1
  • Agh, yes, didn't think about buffering. Didn't know about --filter; that's the kind of flexibility I was looking for.
    – pascal
    Jul 31, 2014 at 14:11
1

By specifying a variable to read you order it to perform a word splitting. Do not do that, and spaces will stay untouched:

#!/bin/bash
printf " a \n b \n c \n d " |
for ((i = 0 ; i < 2 ; i++)) ; do
    echo "<< $i >>"
    for ((j = 0 ; j < 2 ; j++)) ; do
        read
        echo "$REPLY"
    done
done

Output:

<< 0 >>
 a  
 b  
<< 1 >>
 c  
 d  

It seems to be very simple, but actually you’ve asked a very good question since that feature does not explained in the man clearly.

P. S. I would use an -r flag (do not treat \ as escape char) for read also.

4
  • nice, didn't know about $REPLY. The alternative I've seen is IFS= read var. However, using read in a bash loop is incredibly slow (1e3 lines take 6.3sec) compared to head (1e6 lines take 1.8sec), so it's only useful for small files.
    – pascal
    Jul 30, 2014 at 22:34
  • @pascal Yes, Bash is not a proper tool to operate large files. I’ve added an answer with another solution.
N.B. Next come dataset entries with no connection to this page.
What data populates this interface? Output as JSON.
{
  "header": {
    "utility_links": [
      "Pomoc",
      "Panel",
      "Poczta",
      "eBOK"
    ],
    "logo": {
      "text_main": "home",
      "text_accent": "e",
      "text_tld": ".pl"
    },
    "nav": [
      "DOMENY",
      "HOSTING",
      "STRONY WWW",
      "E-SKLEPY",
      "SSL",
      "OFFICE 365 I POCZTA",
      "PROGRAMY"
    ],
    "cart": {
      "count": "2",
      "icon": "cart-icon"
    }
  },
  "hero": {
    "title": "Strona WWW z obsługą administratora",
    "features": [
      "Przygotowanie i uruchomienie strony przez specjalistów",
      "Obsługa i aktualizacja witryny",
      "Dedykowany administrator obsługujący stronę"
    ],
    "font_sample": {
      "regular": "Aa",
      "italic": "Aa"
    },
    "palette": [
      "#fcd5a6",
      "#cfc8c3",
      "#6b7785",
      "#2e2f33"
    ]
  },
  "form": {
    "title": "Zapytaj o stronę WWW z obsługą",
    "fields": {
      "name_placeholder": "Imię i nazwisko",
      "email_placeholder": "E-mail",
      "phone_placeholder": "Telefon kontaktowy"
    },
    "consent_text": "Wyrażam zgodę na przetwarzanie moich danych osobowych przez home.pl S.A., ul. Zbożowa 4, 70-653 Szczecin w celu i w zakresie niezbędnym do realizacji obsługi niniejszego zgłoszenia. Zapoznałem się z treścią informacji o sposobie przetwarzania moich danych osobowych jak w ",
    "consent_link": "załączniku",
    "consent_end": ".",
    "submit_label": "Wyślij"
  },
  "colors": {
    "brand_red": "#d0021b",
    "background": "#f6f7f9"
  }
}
Jul 30, 2014 at 22:57
  • @pascal And no! I’ve missed the point at first look: 1000 lines takes 6 s (not ms?) to be printed, you said? You are doing something extremely wrong. Jul 30, 2014 at 23:21
  • Some of the lines are quite long I think…
    – pascal
    Jul 31, 2014 at 1:08
0

But if you want to write a stand-alone script to operate large files, AWK would be much more suitable than Bash by reasons of efficiency. An one-liner:

$ awk 'NR%2 { print "<< " int(NR/2) " >>" }; 1' <<< $' a \n b \n c \n d '
<< 0 >>
 a 
 b 
<< 1 >>
 c 
 d 

The same as a script:

#!/usr/bin/awk -f

# where (number of line) mod 2 == 1, i. e. every odd line
NR%2 == 1 {
    # print (number of line) div 2
    print "<< " int(NR/2) " >>"
}

{  
    # print input stream
    print
} 

The very same as a Bash-script:

#!/bin/bash

while read; do
    let lnum++
    ((lnum % 2 == 1)) && \
        echo "<< $((lnum / 2)) >>"
    echo "$REPLY"
done

A benchmark with one million lines:

$ awk 'BEGIN { for (i=1; i<=10^6; i++) print i }' >> 1e6

$ time ./pascal.awk < 1e6 > /dev/null

real    0m0.663s
user    0m0.656s
sys     0m0.004s

$ time ./pascal.sh < 1e6 > /dev/null

real    0m31.293s
user    0m29.410s
sys     0m1.852s

You see, why Bash is not a preferable interpreter here.

Your Answer

By clicking “Post Your Answer”, you agree to our terms of service, privacy policy and cookie policy

Not the answer you're looking for? Browse other questions tagged or ask your own question.